**DATA UNDER STUDY:**
====

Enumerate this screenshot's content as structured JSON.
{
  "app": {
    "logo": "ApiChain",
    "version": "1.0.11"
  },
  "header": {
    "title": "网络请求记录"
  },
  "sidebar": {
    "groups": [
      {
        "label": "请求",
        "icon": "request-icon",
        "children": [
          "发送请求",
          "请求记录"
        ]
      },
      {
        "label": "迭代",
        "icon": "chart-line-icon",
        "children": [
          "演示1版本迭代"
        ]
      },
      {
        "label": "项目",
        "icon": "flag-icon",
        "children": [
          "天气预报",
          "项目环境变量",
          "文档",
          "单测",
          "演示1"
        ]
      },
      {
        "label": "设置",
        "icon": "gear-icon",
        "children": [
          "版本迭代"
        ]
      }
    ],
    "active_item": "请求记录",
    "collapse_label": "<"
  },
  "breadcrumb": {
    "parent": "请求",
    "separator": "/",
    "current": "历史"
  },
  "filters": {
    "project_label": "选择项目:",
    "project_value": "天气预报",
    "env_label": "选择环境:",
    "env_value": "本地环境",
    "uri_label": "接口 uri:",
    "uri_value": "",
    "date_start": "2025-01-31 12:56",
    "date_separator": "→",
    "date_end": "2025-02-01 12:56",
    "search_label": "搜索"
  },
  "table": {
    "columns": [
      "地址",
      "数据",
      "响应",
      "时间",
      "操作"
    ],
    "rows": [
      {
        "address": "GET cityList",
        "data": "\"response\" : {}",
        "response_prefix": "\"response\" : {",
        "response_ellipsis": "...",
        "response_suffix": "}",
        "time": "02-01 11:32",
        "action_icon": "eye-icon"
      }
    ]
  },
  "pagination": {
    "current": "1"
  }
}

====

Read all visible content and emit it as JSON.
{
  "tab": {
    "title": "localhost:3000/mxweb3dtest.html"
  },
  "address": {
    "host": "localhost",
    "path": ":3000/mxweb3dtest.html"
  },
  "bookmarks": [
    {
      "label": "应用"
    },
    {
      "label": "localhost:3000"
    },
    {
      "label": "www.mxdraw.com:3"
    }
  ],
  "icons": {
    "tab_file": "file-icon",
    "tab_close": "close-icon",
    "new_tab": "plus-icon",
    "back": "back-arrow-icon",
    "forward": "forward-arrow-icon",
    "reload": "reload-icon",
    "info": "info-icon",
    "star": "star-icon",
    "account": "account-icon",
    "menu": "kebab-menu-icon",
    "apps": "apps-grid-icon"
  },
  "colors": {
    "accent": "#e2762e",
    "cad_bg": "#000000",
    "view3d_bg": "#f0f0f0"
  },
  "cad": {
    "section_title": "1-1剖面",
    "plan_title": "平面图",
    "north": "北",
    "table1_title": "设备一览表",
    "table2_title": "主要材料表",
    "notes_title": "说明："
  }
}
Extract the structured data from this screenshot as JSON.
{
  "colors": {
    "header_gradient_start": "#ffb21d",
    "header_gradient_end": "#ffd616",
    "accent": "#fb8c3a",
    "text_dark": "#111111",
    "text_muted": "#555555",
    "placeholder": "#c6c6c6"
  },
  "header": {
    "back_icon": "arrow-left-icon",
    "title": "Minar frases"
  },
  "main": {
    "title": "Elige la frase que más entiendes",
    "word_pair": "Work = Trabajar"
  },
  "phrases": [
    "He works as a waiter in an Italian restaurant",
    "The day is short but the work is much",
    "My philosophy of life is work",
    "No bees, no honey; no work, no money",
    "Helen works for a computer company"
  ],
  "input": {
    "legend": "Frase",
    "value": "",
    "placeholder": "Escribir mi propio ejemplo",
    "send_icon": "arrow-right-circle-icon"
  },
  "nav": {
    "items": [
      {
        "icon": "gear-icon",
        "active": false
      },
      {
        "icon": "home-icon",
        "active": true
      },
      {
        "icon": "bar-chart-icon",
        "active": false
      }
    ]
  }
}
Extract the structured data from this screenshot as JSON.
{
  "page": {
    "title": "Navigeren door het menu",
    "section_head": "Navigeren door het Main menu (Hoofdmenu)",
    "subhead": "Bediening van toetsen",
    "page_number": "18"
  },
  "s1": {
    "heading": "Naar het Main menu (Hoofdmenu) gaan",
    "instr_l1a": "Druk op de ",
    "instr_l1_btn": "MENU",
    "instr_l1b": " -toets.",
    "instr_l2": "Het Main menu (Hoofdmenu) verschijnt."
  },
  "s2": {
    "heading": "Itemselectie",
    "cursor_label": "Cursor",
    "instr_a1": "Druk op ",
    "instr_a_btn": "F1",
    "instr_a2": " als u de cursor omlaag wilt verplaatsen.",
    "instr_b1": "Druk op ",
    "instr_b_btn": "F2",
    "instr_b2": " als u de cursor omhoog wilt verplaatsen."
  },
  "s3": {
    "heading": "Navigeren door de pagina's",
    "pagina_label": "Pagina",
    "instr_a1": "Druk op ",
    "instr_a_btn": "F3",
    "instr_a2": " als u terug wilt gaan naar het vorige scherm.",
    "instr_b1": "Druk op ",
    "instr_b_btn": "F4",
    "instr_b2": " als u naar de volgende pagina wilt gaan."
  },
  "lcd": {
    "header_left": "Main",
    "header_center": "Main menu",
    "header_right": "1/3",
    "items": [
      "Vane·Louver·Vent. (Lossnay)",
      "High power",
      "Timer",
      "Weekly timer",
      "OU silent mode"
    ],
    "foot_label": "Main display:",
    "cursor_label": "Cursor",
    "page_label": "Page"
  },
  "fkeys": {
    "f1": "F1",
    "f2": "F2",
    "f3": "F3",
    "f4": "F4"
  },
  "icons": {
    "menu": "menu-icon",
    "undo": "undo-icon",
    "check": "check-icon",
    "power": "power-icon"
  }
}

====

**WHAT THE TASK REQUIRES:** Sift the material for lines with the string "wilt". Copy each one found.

**SOLUTION FOR THIS TASK:**
    "instr_a2": " als u de cursor omlaag wilt verplaatsen.",
    "instr_b2": " als u de cursor omhoog wilt verplaatsen."
    "instr_a2": " als u terug wilt gaan naar het vorige scherm.",
    "instr_b2": " als u naar de volgende pagina wilt gaan."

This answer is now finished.